**DATA:**

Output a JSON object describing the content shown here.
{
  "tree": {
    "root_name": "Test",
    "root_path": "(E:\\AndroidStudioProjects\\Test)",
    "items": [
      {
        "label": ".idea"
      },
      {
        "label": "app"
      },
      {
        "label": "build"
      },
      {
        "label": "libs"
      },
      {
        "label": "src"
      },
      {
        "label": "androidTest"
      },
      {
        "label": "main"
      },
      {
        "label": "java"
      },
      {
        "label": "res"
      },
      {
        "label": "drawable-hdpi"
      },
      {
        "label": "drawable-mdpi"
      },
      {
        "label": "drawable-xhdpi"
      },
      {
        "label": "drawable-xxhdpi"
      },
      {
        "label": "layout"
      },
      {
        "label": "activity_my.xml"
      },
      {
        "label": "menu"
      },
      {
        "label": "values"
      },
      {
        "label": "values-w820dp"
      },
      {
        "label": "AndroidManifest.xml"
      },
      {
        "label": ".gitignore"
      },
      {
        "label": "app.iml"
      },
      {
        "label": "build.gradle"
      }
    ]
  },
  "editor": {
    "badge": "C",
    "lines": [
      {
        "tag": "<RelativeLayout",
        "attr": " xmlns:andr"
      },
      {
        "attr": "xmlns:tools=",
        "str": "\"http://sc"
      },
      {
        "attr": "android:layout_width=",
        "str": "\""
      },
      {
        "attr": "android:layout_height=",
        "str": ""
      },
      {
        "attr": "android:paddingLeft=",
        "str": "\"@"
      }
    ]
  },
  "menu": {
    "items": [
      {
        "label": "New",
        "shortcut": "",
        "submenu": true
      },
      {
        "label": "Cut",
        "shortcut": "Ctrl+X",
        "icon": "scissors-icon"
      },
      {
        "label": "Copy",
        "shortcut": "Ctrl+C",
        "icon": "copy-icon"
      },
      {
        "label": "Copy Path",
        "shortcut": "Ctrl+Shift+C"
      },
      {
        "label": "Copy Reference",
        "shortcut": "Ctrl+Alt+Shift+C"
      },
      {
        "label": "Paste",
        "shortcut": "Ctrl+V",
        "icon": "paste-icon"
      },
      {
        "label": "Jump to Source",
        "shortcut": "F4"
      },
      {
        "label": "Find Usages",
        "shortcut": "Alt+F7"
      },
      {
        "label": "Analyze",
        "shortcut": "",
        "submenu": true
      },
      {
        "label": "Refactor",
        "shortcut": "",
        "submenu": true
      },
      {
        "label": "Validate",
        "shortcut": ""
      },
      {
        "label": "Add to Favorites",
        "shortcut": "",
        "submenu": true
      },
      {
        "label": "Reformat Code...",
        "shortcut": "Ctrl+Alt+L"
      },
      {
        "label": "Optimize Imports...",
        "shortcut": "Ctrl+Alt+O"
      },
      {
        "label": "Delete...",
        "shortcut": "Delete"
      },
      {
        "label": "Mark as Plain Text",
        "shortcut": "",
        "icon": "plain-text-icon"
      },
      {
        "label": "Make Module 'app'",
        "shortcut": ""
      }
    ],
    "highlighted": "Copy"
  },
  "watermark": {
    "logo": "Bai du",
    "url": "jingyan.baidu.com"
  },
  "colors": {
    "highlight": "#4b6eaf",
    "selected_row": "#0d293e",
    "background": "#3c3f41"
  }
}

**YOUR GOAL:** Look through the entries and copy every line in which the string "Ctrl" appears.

**EXERCISE RESPONSE:**
        "shortcut": "Ctrl+X",
        "shortcut": "Ctrl+C",
        "shortcut": "Ctrl+Shift+C"
        "shortcut": "Ctrl+Alt+Shift+C"
        "shortcut": "Ctrl+V",
        "shortcut": "Ctrl+Alt+L"
        "shortcut": "Ctrl+Alt+O"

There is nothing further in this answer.